- **Exercise**
Copy the entries that follow, exactly and completely.

##### Material for this exercise #####

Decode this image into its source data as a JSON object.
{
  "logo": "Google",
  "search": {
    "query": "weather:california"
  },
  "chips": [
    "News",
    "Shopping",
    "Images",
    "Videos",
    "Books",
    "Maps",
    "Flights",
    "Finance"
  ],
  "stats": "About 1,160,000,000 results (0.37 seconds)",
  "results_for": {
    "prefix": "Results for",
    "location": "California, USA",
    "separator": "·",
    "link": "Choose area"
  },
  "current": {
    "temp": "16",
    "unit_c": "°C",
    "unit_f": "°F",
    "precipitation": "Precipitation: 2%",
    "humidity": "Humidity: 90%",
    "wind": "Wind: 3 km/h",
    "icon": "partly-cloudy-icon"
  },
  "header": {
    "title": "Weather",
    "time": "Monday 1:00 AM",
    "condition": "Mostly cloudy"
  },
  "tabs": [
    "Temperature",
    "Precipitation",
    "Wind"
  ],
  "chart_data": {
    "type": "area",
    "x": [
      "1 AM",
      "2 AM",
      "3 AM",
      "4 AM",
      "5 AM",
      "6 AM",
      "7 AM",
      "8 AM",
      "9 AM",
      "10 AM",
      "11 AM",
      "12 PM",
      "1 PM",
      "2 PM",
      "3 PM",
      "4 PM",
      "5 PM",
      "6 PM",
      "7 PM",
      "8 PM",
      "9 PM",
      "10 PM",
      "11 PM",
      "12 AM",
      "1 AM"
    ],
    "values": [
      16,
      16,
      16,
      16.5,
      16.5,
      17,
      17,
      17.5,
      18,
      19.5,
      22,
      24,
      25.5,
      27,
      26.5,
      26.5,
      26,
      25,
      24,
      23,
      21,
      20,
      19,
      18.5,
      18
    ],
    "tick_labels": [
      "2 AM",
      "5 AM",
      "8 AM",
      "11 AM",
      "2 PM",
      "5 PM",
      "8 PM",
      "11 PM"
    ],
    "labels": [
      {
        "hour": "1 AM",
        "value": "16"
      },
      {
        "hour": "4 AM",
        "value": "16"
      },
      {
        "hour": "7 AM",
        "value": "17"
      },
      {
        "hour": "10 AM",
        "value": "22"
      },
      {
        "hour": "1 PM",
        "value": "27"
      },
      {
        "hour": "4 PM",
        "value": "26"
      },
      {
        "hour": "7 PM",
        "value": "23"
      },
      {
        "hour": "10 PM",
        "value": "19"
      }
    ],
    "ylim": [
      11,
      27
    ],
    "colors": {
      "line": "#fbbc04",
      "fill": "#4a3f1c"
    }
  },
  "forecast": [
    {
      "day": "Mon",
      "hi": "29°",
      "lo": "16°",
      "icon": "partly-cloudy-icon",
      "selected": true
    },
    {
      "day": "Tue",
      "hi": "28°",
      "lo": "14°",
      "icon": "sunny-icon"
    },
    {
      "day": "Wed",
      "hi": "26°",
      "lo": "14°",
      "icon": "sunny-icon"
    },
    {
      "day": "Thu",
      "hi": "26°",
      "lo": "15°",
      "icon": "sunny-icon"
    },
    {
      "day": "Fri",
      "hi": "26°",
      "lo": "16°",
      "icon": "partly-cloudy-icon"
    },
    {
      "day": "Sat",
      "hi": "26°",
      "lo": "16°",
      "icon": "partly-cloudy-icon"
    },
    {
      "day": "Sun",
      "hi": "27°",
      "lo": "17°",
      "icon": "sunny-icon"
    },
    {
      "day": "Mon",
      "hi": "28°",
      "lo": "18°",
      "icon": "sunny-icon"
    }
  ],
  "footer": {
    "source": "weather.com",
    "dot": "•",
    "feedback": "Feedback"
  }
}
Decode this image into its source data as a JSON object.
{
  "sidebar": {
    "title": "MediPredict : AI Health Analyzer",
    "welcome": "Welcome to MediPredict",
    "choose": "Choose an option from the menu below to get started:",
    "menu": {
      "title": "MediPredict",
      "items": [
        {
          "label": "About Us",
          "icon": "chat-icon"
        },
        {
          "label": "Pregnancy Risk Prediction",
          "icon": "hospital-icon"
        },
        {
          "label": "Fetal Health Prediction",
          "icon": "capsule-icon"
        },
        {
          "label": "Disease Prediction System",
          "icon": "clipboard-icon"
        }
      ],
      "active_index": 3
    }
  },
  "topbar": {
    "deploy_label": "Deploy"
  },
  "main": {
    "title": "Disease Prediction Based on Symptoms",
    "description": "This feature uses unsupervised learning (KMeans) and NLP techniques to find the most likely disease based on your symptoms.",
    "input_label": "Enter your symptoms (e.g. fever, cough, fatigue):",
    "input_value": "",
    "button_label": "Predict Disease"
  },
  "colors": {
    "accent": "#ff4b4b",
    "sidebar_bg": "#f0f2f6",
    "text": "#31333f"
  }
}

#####

- **Your response**
Decode this image into its source data as a JSON object.
{
  "logo": "Google",
  "search": {
    "query": "weather:california"
  },
  "chips": [
    "News",
    "Shopping",
    "Images",
    "Videos",
    "Books",
    "Maps",
    "Flights",
    "Finance"
  ],
  "stats": "About 1,160,000,000 results (0.37 seconds)",
  "results_for": {
    "prefix": "Results for",
    "location": "California, USA",
    "separator": "·",
    "link": "Choose area"
  },
  "current": {
    "temp": "16",
    "unit_c": "°C",
    "unit_f": "°F",
    "precipitation": "Precipitation: 2%",
    "humidity": "Humidity: 90%",
    "wind": "Wind: 3 km/h",
    "icon": "partly-cloudy-icon"
  },
  "header": {
    "title": "Weather",
    "time": "Monday 1:00 AM",
    "condition": "Mostly cloudy"
  },
  "tabs": [
    "Temperature",
    "Precipitation",
    "Wind"
  ],
  "chart_data": {
    "type": "area",
    "x": [
      "1 AM",
      "2 AM",
      "3 AM",
      "4 AM",
      "5 AM",
      "6 AM",
      "7 AM",
      "8 AM",
      "9 AM",
      "10 AM",
      "11 AM",
      "12 PM",
      "1 PM",
      "2 PM",
      "3 PM",
      "4 PM",
      "5 PM",
      "6 PM",
      "7 PM",
      "8 PM",
      "9 PM",
      "10 PM",
      "11 PM",
      "12 AM",
      "1 AM"
    ],
    "values": [
      16,
      16,
      16,
      16.5,
      16.5,
      17,
      17,
      17.5,
      18,
      19.5,
      22,
      24,
      25.5,
      27,
      26.5,
      26.5,
      26,
      25,
      24,
      23,
      21,
      20,
      19,
      18.5,
      18
    ],
    "tick_labels": [
      "2 AM",
      "5 AM",
      "8 AM",
      "11 AM",
      "2 PM",
      "5 PM",
      "8 PM",
      "11 PM"
    ],
    "labels": [
      {
        "hour": "1 AM",
        "value": "16"
      },
      {
        "hour": "4 AM",
        "value": "16"
      },
      {
        "hour": "7 AM",
        "value": "17"
      },
      {
        "hour": "10 AM",
        "value": "22"
      },
      {
        "hour": "1 PM",
        "value": "27"
      },
      {
        "hour": "4 PM",
        "value": "26"
      },
      {
        "hour": "7 PM",
        "value": "23"
      },
      {
        "hour": "10 PM",
        "value": "19"
      }
    ],
    "ylim": [
      11,
      27
    ],
    "colors": {
      "line": "#fbbc04",
      "fill": "#4a3f1c"
    }
  },
  "forecast": [
    {
      "day": "Mon",
      "hi": "29°",
      "lo": "16°",
      "icon": "partly-cloudy-icon",
      "selected": true
    },
    {
      "day": "Tue",
      "hi": "28°",
      "lo": "14°",
      "icon": "sunny-icon"
    },
    {
      "day": "Wed",
      "hi": "26°",
      "lo": "14°",
      "icon": "sunny-icon"
    },
    {
      "day": "Thu",
      "hi": "26°",
      "lo": "15°",
      "icon": "sunny-icon"
    },
    {
      "day": "Fri",
      "hi": "26°",
      "lo": "16°",
      "icon": "partly-cloudy-icon"
    },
    {
      "day": "Sat",
      "hi": "26°",
      "lo": "16°",
      "icon": "partly-cloudy-icon"
    },
    {
      "day": "Sun",
      "hi": "27°",
      "lo": "17°",
      "icon": "sunny-icon"
    },
    {
      "day": "Mon",
      "hi": "28°",
      "lo": "18°",
      "icon": "sunny-icon"
    }
  ],
  "footer": {
    "source": "weather.com",
    "dot": "•",
    "feedback": "Feedback"
  }
}
Decode this image into its source data as a JSON object.
{
  "sidebar": {
    "title": "MediPredict : AI Health Analyzer",
    "welcome": "Welcome to MediPredict",
    "choose": "Choose an option from the menu below to get started:",
    "menu": {
      "title": "MediPredict",
      "items": [
        {
          "label": "About Us",
          "icon": "chat-icon"
        },
        {
          "label": "Pregnancy Risk Prediction",
          "icon": "hospital-icon"
        },
        {
          "label": "Fetal Health Prediction",
          "icon": "capsule-icon"
        },
        {
          "label": "Disease Prediction System",
          "icon": "clipboard-icon"
        }
      ],
      "active_index": 3
    }
  },
  "topbar": {
    "deploy_label": "Deploy"
  },
  "main": {
    "title": "Disease Prediction Based on Symptoms",
    "description": "This feature uses unsupervised learning (KMeans) and NLP techniques to find the most likely disease based on your symptoms.",
    "input_label": "Enter your symptoms (e.g. fever, cough, fatigue):",
    "input_value": "",
    "button_label": "Predict Disease"
  },
  "colors": {
    "accent": "#ff4b4b",
    "sidebar_bg": "#f0f2f6",
    "text": "#31333f"
  }
}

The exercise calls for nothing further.